Myth: 70-90 percent of PSE sales in Indiana are diverted to make meth.

Truth: There is no empirical evidence to prove that. The only independent study to date, conducted by the research arm of the Kentucky legislature, suggests that about 2 percent of PSE is diverted to make meth.

Myth: Oregon and Mississippi — the only two states that have passed prescription requirements — are models, because meth labs were reduced dramatically after they made pseudoephedrine a prescription-only product.

Truth: The Oregon-based Cascade Policy Institute published a study in 2012 that found that Oregon's recent decline in meth lab incidents began well before the state passed its prescription-only law in 2006.

Cascade also studied several of Oregon's neighboring states, none of which have a prescription requirement, and found similar rates of meth lab decline. The likely reason? The constant influx of Mexican-made meth into the United States.

According to the Drug Enforcement Administration, at least 80 percent of American meth comes from Mexico. For that and other reasons, Oregon law enforcement reported last year that meth remains the state's greatest drug threat. They also report that meth-related crime such as identity theft, abused and neglected children, and serious property damage continues to be a daily problem and is prevalent throughout the state.

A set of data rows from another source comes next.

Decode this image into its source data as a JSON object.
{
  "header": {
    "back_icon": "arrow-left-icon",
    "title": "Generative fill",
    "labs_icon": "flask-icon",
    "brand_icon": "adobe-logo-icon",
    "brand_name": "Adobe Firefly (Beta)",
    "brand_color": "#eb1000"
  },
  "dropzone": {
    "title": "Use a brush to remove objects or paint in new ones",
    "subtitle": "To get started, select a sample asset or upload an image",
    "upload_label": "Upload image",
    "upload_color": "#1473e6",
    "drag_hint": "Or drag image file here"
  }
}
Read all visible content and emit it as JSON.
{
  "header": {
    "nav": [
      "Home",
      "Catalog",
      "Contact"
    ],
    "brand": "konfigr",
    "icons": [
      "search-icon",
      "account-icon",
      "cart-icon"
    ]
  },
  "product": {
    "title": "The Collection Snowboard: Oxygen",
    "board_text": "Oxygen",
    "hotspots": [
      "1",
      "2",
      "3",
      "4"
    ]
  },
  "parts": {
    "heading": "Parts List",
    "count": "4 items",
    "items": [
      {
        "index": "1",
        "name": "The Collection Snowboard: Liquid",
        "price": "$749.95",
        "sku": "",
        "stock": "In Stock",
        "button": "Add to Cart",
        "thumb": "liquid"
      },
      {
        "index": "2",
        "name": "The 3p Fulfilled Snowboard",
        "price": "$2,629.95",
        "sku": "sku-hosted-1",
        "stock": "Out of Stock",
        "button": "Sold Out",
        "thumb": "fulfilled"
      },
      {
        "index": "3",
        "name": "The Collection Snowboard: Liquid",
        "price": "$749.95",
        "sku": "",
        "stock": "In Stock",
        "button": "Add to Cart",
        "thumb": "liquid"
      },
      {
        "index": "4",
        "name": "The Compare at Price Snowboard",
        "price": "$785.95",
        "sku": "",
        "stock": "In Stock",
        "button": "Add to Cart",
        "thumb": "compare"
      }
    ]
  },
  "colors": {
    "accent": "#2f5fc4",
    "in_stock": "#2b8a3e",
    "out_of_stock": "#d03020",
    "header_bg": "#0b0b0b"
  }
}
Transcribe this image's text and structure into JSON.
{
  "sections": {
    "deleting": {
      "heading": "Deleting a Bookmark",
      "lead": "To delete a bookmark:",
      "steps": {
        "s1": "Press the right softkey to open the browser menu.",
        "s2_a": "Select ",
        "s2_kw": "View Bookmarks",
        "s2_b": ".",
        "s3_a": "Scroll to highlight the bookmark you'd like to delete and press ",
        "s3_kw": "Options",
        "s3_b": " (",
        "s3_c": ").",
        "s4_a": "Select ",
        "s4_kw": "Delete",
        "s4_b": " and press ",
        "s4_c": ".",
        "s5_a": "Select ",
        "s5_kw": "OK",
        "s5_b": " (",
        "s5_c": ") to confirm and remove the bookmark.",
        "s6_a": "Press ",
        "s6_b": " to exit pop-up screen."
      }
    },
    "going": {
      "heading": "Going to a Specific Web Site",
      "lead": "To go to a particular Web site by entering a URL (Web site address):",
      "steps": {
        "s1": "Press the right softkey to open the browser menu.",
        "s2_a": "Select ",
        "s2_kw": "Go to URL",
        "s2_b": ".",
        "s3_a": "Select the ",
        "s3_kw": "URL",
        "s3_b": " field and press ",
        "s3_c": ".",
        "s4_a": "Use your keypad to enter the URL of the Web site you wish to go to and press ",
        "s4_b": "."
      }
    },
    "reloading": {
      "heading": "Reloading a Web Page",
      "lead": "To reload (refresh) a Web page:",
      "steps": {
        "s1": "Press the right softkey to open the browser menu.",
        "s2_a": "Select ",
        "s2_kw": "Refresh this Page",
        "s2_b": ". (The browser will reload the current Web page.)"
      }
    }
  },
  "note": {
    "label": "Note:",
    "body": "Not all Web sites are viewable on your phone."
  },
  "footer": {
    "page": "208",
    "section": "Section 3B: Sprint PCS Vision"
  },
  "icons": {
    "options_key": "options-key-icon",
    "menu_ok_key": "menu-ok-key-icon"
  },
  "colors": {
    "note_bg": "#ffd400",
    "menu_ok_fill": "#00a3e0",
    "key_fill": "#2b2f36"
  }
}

In Mississippi, meanwhile, law enforcement officials and newspaper articles frequently report on that state's continued struggle with meth-related crime across the state, despite the state's prescription requirement. According to the DEA agent in charge, in Gulfport, Miss., meth lab incidents have actually increased in that part of the state. In neighboring Alabama, there were so many cases of Mississippians coming into the state to buy pseudoephedrine-based products that Alabama lawmakers were compelled to ban the purchase of those products by out-of-state residents.

Read the rest of the article...

Pseudoephedrine prescription is no answer to the problem of meth

Notice that even the DEA admits more than 80% of meth comes from Mexico!  This fact was confirmed by two WV Delegates on my show this week.  One was Daryl Cowles (R-Morgan) who opposes the legislation to make Pseudoephedrine Rx, while the other, Don Perdue (D-Wayne) is very much in favor of it.

Ingredients to make meth are LEGAL substances.  You can't ban or regulate EVERY substance some idiot wants to swallow, snort, or inject!

This legislation is not really about stopping meth, it's about controlling YOU!